As opposed to that there is the practice of accepting a contemporary framework for a matter at hand—a map of possible views—and trying to place a philosopher on it. This is another idea of what interpreting a philosopher might be. But arguably that doesn’t give the philosopher a chance to teach a different framework—to be great. And this may lead to the notion that there really aren’t any great philosophers (except perhaps in the sense that some have better reputation), and that the history of philosophy is redundant.
I’ve been thinking about this, having read the beginning of Richard Moran’s and Martin Stone’s “Anscombe on Expression of Intention: An Exegesis.” They find what they present as a problem for readers of Anscombe. They say those readers don’t have a reading of Anscombe that makes her view plausible (p. 42-3).
But saying there is such a problem for those readers fails to acknowledge how disparaging these readers are towards the practice of the history of philosophy: As Moran and Stone realize, these readers are already reading Anscombe without Thomas or Wittgenstein. And this already indicates their unwillingness to DO history of philosophy. – But if so, then these readers are not going to start with Anscombe. Having discovered the implausibility, their response is likely to simply be: “She’s confused here.” They are not going to take her as a philosopher to interpret—interpret in the sense of trusting her, and working to show how her views cohere. And if that seems as if they are unwilling to learn from Anscombe—to really learn—then that’s right. They are probably unwilling.
I’m not sure this is a criticism of Moran and Stone.
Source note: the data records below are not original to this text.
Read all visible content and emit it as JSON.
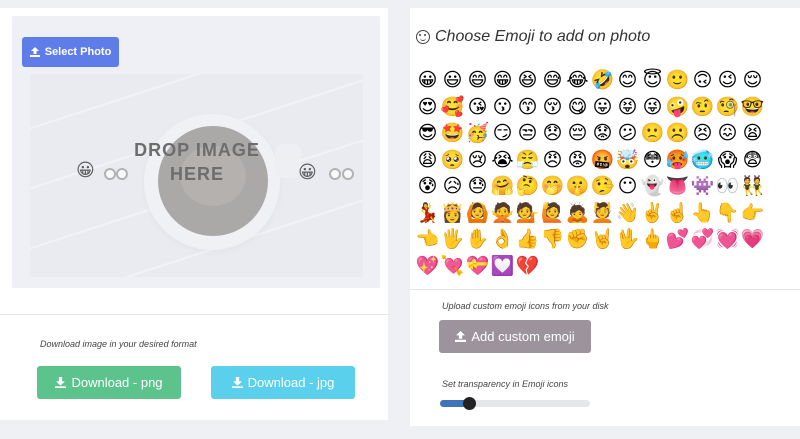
{
  "left": {
    "select_label": "Select Photo",
    "drop_text": "DROP IMAGE\nHERE",
    "download_hint": "Download image in your desired format",
    "png_label": "Download - png",
    "jpg_label": "Download - jpg"
  },
  "right": {
    "title": "Choose Emoji to add on photo",
    "emojis": [
      "😀",
      "😃",
      "😄",
      "😁",
      "😆",
      "😅",
      "😂",
      "🤣",
      "😊",
      "😇",
      "🙂",
      "🙃",
      "😉",
      "😌",
      "😍",
      "🥰",
      "😘",
      "😗",
      "😙",
      "😚",
      "😋",
      "😛",
      "😝",
      "😜",
      "🤪",
      "🤨",
      "🧐",
      "🤓",
      "😎",
      "🤩",
      "🥳",
      "😏",
      "😒",
      "😞",
      "😔",
      "😟",
      "😕",
      "🙁",
      "☹️",
      "😣",
      "😖",
      "😫",
      "😩",
      "🥺",
      "😢",
      "😭",
      "😤",
      "😠",
      "😡",
      "🤬",
      "🤯",
      "😳",
      "🥵",
      "🥶",
      "😱",
      "😨",
      "😰",
      "😥",
      "😓",
      "🤗",
      "🤔",
      "🤭",
      "🤫",
      "🤥",
      "😶",
      "👻",
      "👅",
      "👾",
      "👀",
      "👯",
      "💃",
      "👸",
      "🙆",
      "🙅",
      "💁",
      "🙋",
      "🙇",
      "💆",
      "👋",
      "✌️",
      "☝️",
      "👆",
      "👇",
      "👉",
      "👈",
      "🖐️",
      "✋",
      "👌",
      "👍",
      "👎",
      "✊",
      "🤘",
      "🖖",
      "🖕",
      "💕",
      "💞",
      "💓",
      "💗",
      "💖",
      "💘",
      "💝",
      "💟",
      "💔"
    ],
    "custom_hint": "Upload custom emoji icons from your disk",
    "custom_label": "Add custom emoji",
    "transparency_label": "Set transparency in Emoji icons",
    "transparency_value": 0.19
  },
  "colors": {
    "select": "#5f7de9",
    "png": "#5cc38d",
    "jpg": "#5ad0ec",
    "custom": "#9d939d",
    "slider": "#3f74b8"
  },
  "icons": {
    "upload": "upload-icon",
    "download": "download-icon",
    "smile": "smile-icon"
  }
}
I’m not sure what can possibly be done to get philosophers to DO the history of philosophy—to engage in an activity they don’t seem to see.